*Exercise description:* Each line below must be set down exactly as it stands.

*** Opening Provided records ***

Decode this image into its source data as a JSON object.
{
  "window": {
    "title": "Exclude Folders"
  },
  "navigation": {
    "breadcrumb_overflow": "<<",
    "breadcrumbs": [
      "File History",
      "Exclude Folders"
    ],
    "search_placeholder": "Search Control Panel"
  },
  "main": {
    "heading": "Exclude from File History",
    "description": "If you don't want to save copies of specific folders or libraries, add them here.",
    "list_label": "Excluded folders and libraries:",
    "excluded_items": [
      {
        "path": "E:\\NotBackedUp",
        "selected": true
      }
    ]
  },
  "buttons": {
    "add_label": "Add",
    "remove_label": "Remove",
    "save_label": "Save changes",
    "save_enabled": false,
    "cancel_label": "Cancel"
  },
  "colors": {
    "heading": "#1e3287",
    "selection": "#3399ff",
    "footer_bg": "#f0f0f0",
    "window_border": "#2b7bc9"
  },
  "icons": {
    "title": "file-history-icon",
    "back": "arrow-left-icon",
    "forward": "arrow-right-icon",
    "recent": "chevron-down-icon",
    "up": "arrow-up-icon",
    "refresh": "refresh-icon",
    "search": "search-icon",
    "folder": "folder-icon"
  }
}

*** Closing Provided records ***

*Exercise answer:*
Decode this image into its source data as a JSON object.
{
  "window": {
    "title": "Exclude Folders"
  },
  "navigation": {
    "breadcrumb_overflow": "<<",
    "breadcrumbs": [
      "File History",
      "Exclude Folders"
    ],
    "search_placeholder": "Search Control Panel"
  },
  "main": {
    "heading": "Exclude from File History",
    "description": "If you don't want to save copies of specific folders or libraries, add them here.",
    "list_label": "Excluded folders and libraries:",
    "excluded_items": [
      {
        "path": "E:\\NotBackedUp",
        "selected": true
      }
    ]
  },
  "buttons": {
    "add_label": "Add",
    "remove_label": "Remove",
    "save_label": "Save changes",
    "save_enabled": false,
    "cancel_label": "Cancel"
  },
  "colors": {
    "heading": "#1e3287",
    "selection": "#3399ff",
    "footer_bg": "#f0f0f0",
    "window_border": "#2b7bc9"
  },
  "icons": {
    "title": "file-history-icon",
    "back": "arrow-left-icon",
    "forward": "arrow-right-icon",
    "recent": "chevron-down-icon",
    "up": "arrow-up-icon",
    "refresh": "refresh-icon",
    "search": "search-icon",
    "folder": "folder-icon"
  }
}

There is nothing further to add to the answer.